<<<<
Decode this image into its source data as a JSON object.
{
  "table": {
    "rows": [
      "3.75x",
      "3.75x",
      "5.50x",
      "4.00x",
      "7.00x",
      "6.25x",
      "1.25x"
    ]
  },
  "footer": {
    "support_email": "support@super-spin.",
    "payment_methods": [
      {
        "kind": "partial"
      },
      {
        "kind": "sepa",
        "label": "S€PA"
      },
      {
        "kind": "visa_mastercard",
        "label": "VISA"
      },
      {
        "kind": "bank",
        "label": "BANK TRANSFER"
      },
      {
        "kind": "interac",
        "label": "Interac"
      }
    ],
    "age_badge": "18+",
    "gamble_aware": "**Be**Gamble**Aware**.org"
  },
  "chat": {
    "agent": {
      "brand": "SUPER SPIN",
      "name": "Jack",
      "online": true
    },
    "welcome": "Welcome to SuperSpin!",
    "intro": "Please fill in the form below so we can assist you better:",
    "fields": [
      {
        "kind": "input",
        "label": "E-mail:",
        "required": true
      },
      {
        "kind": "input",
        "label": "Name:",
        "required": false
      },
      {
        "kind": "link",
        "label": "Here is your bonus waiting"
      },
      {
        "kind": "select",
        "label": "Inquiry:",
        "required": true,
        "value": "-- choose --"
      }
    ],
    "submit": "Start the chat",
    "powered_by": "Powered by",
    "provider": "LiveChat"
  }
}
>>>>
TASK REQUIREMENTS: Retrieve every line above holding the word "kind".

EXERCISE RESULT:
        "kind": "partial"
        "kind": "sepa",
        "kind": "visa_mastercard",
        "kind": "bank",
        "kind": "interac",
        "kind": "input",
        "kind": "input",
        "kind": "link",
        "kind": "select",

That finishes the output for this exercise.